The rationale underlying the split of model (11) and (12) is that the former addresses the
basic input-output relations and the latter investigates the effect of farm characteristics on capital
requirement. Technically, this split also ensures the recovery of parameters of time invariant farm
characteristics (e.g. soil type) which would otherwise be impossible in the fixed effect model.
This further contributes to the literature and justifies the two-step approach.
Data and Estimation
The empirical study of capital requirement and excess capital is applied to data from the farm
accountancy data network (FADN) of the Agricultural Economics Research Institute (LEI)) in the
Netherlands. Panel data are available over the period 1990-1999 from 486 cash crop farms with a
total of 2511 observations. The panel is unbalanced and farms stay in the sample for 5 years, on
The capital requirement function in the first-step is estimated with a single output and 5 inputs.
The capital stock consists of buildings, machinery, equipment and installations. The output
measured revenues from all products. The inputs included are land (x1), labor (x2), fertilizer (x3),
pesticide (x4), and miscellaneous inputs (x5). Land was measured in hectares, and labor in quality-
corrected man-years. Miscellaneous inputs included seed, feed, energy, and services. The capital
stock, output, fertilizer, pesticide, and miscellaneous inputs were deflated to 1990 prices (prices
were obtained from the LEI/CBS2). Tornqvist price indices were calculated for capital and
miscellaneous inputs. For the second step model, 7 product types were distinguished, viz.,
cereals, root crops, mix of cereals and root crops, mix of root and other crops, open-field
vegetables, and mix of arable, horticultural and fruit production. The soil dummy takes the value
0 for sandy soil and 1 for clay soil. Land tenure distinguished own land and leased land3 for the
farm production. The education of farm operators was measured in 4 levels from low to high.
The dummy soil type is time invariant for individual farms; the dummies for product type, land
tenure and education have no or little variation over time. Other variables include the amount of
contract work, the size of the farm, and the age of the farm operator. The summary statistics of
non-dummy variables are presented in table 1.
Table 1. Summary Statistics of Cash Crop Farms in the Netherlands, 1990-1999
Variable Unit Mean Std Dev.
Capital thousand euro 229.33 180.57
Output thousand euro 224.82 175.34
Land hectare 64.92 43.63
Labor man-year 1.92 1.18
Fertilizer thousand euro 9.24 6.72
Pesticide thousand euro 16.58 12.09
Misc. thousand euro 47.46 39.01
Contract work thousand euro 10.27 7.40
Size Dutch farm unit (NGE) 114.93 79.55
Age years 49.08 10.94
Share non-arable ratio 0.09 0.12
Source: Dutch Agricultural Economics Research Institute (LEI)
Note: The statistics are per farm year, computed with 2511 observations from

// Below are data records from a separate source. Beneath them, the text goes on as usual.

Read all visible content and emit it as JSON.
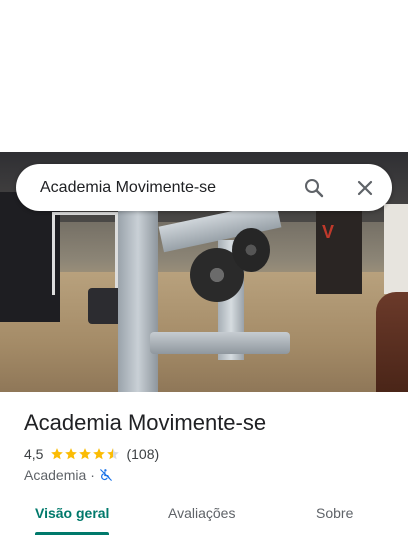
{
  "search": {
    "query": "Academia Movimente-se",
    "search_icon": "search-icon",
    "close_icon": "close-icon"
  },
  "photo": {
    "bag_text": "V"
  },
  "place": {
    "name": "Academia Movimente-se",
    "rating": "4,5",
    "rating_value": 4.5,
    "review_count": "(108)",
    "category": "Academia",
    "separator": "·",
    "accessibility_icon": "wheelchair-not-accessible-icon"
  },
  "tabs": [
    {
      "label": "Visão geral",
      "active": true
    },
    {
      "label": "Avaliações",
      "active": false
    },
    {
      "label": "Sobre",
      "active": false
    }
  ],
  "colors": {
    "accent": "#00796b",
    "star": "#fbbc04",
    "access_icon": "#1a73e8"
  }
}
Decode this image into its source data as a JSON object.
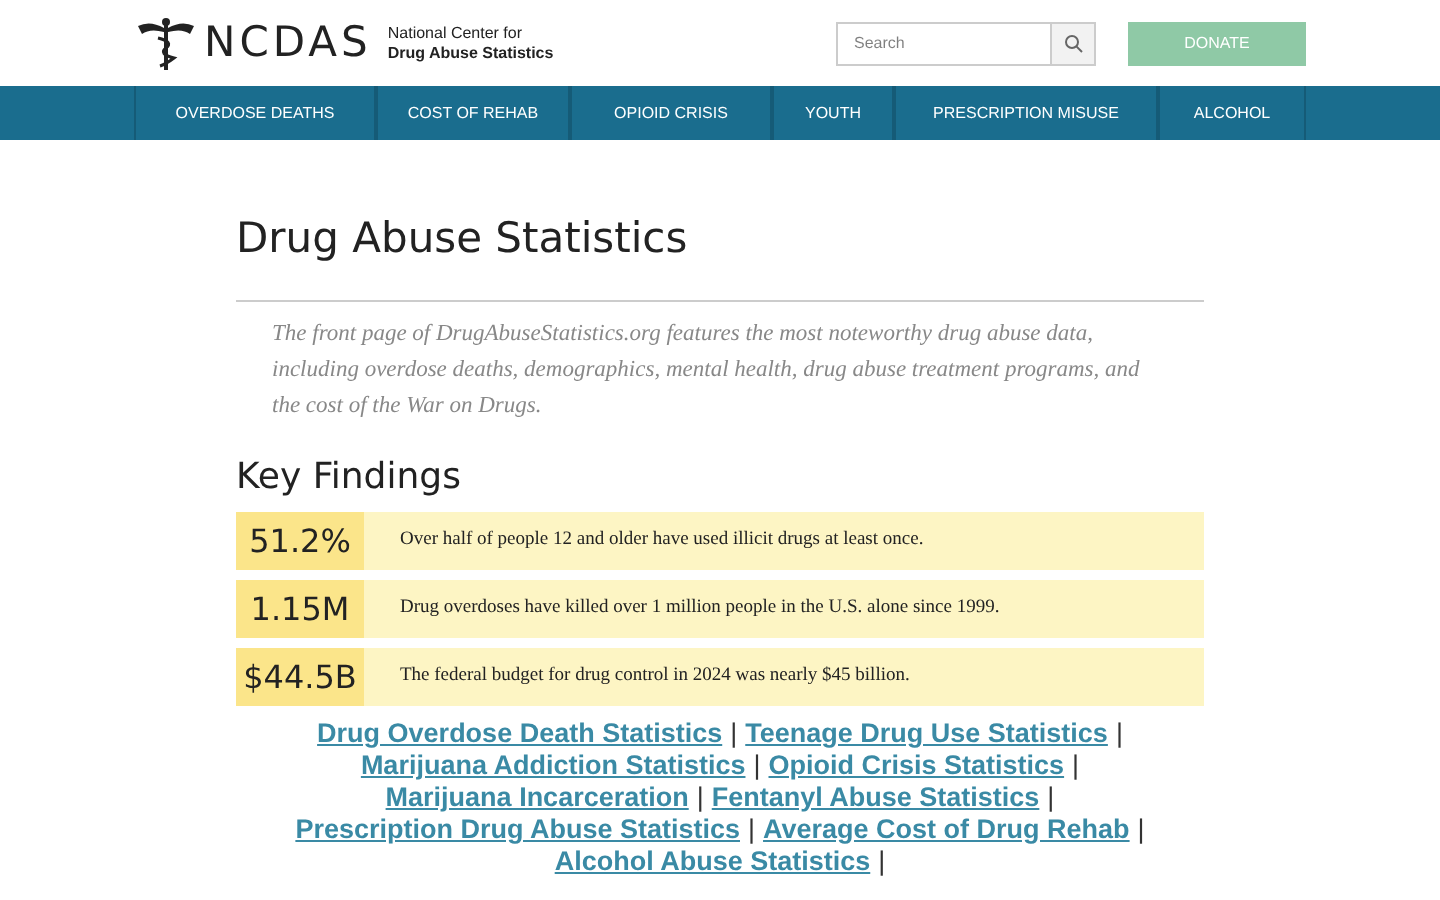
{
  "header": {
    "logo_text": "NCDAS",
    "org_line_1": "National Center for",
    "org_line_2": "Drug Abuse Statistics",
    "search": {
      "placeholder": "Search"
    },
    "donate_button": "DONATE"
  },
  "nav": [
    {
      "label": "OVERDOSE DEATHS"
    },
    {
      "label": "COST OF REHAB"
    },
    {
      "label": "OPIOID CRISIS"
    },
    {
      "label": "YOUTH"
    },
    {
      "label": "PRESCRIPTION MISUSE"
    },
    {
      "label": "ALCOHOL"
    }
  ],
  "title": "Drug Abuse Statistics",
  "intro": "The front page of DrugAbuseStatistics.org features the most noteworthy drug abuse data, including overdose deaths, demographics, mental health, drug abuse treatment programs, and the cost of the War on Drugs.",
  "key_findings": {
    "heading": "Key Findings",
    "items": [
      {
        "figure": "51.2%",
        "text": "Over half of people 12 and older have used illicit drugs at least once."
      },
      {
        "figure": "1.15M",
        "text": "Drug overdoses have killed over 1 million people in the U.S. alone since 1999."
      },
      {
        "figure": "$44.5B",
        "text": "The federal budget for drug control in 2024 was nearly $45 billion."
      }
    ]
  },
  "links": [
    {
      "kind": "link",
      "text": "Drug Overdose Death Statistics"
    },
    {
      "kind": "separator",
      "text": "|"
    },
    {
      "kind": "link",
      "text": "Teenage Drug Use Statistics"
    },
    {
      "kind": "separator",
      "text": "|"
    },
    {
      "kind": "link",
      "text": "Marijuana Addiction Statistics"
    },
    {
      "kind": "separator",
      "text": "|"
    },
    {
      "kind": "link",
      "text": "Opioid Crisis Statistics"
    },
    {
      "kind": "separator",
      "text": "|"
    },
    {
      "kind": "link",
      "text": "Marijuana Incarceration"
    },
    {
      "kind": "separator",
      "text": "|"
    },
    {
      "kind": "link",
      "text": "Fentanyl Abuse Statistics"
    },
    {
      "kind": "separator",
      "text": "|"
    },
    {
      "kind": "link",
      "text": "Prescription Drug Abuse Statistics"
    },
    {
      "kind": "separator",
      "text": "|"
    },
    {
      "kind": "link",
      "text": "Average Cost of Drug Rehab"
    },
    {
      "kind": "separator",
      "text": "|"
    },
    {
      "kind": "link",
      "text": "Alcohol Abuse Statistics"
    },
    {
      "kind": "separator",
      "text": "|"
    }
  ]
}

486 farms; the monetary unit is in 1990 prices.
Step 1: In the estimation of the panel data model in (11) there are three issues to be addressed: i)

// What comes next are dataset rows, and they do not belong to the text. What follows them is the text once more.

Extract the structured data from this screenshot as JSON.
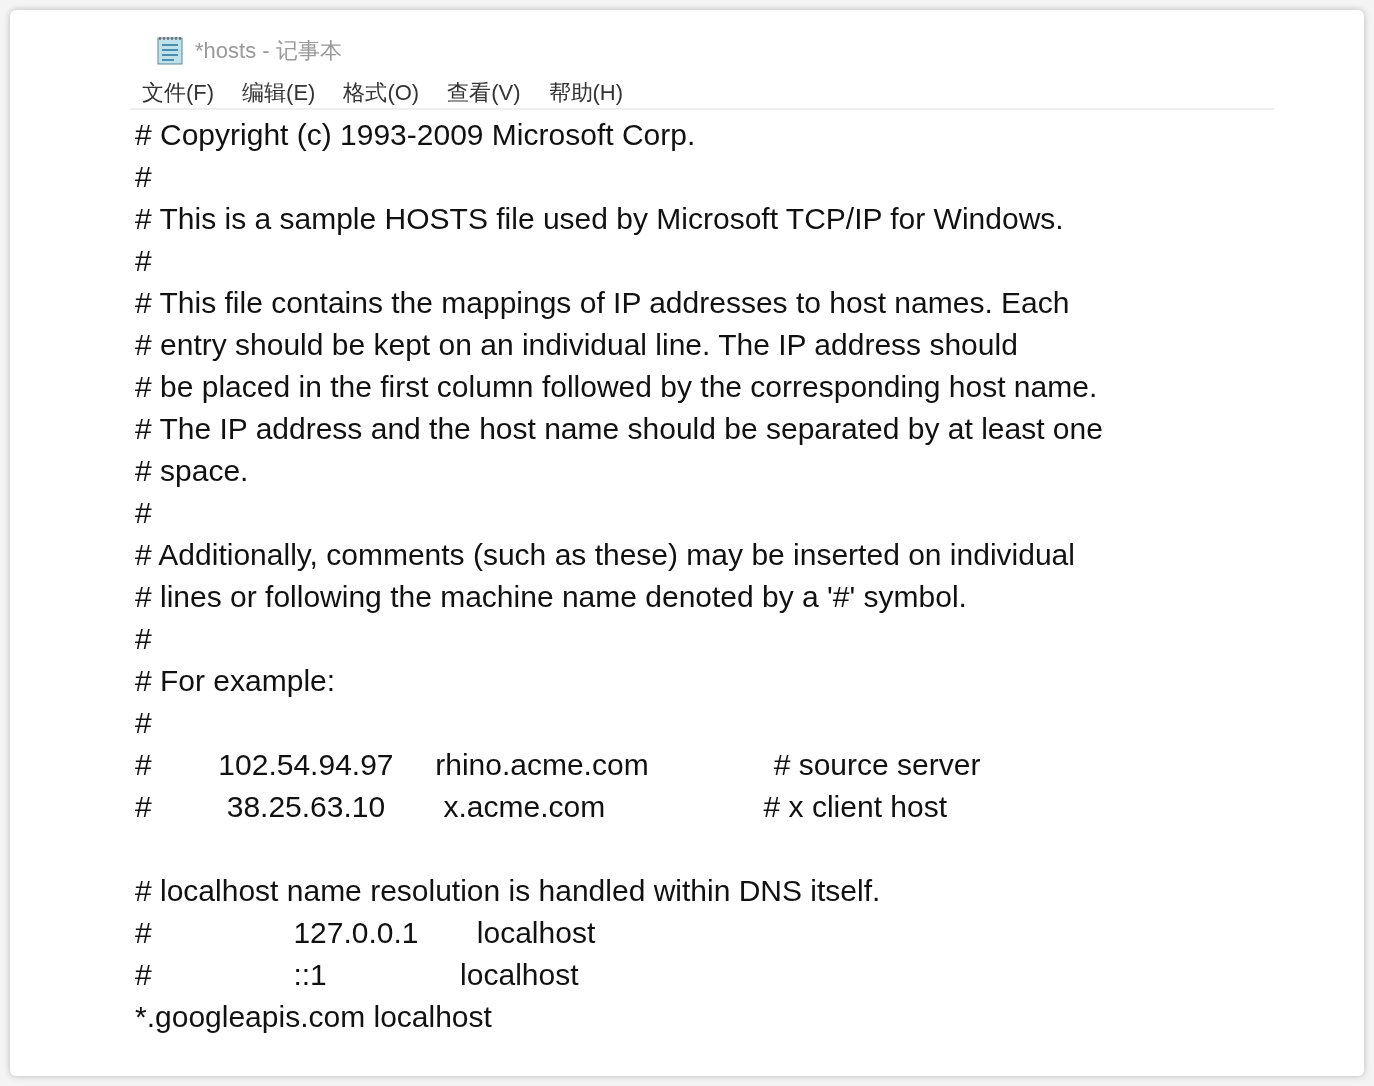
{
  "window": {
    "title": "*hosts - 记事本"
  },
  "menu": [
    "文件(F)",
    "编辑(E)",
    "格式(O)",
    "查看(V)",
    "帮助(H)"
  ],
  "editor": {
    "blocks": [
      [
        "# Copyright (c) 1993-2009 Microsoft Corp.",
        "#",
        "# This is a sample HOSTS file used by Microsoft TCP/IP for Windows.",
        "#",
        "# This file contains the mappings of IP addresses to host names. Each",
        "# entry should be kept on an individual line. The IP address should",
        "# be placed in the first column followed by the corresponding host name.",
        "# The IP address and the host name should be separated by at least one",
        "# space.",
        "#",
        "# Additionally, comments (such as these) may be inserted on individual",
        "# lines or following the machine name denoted by a '#' symbol.",
        "#",
        "# For example:",
        "#",
        "#        102.54.94.97     rhino.acme.com               # source server",
        "#         38.25.63.10       x.acme.com                   # x client host"
      ],
      [
        "# localhost name resolution is handled within DNS itself.",
        "#                 127.0.0.1       localhost",
        "#                 ::1                localhost",
        "*.googleapis.com localhost"
      ]
    ]
  }
}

The heterogeneity across farms, ii) the simultaneity of output, and iii) the omission of other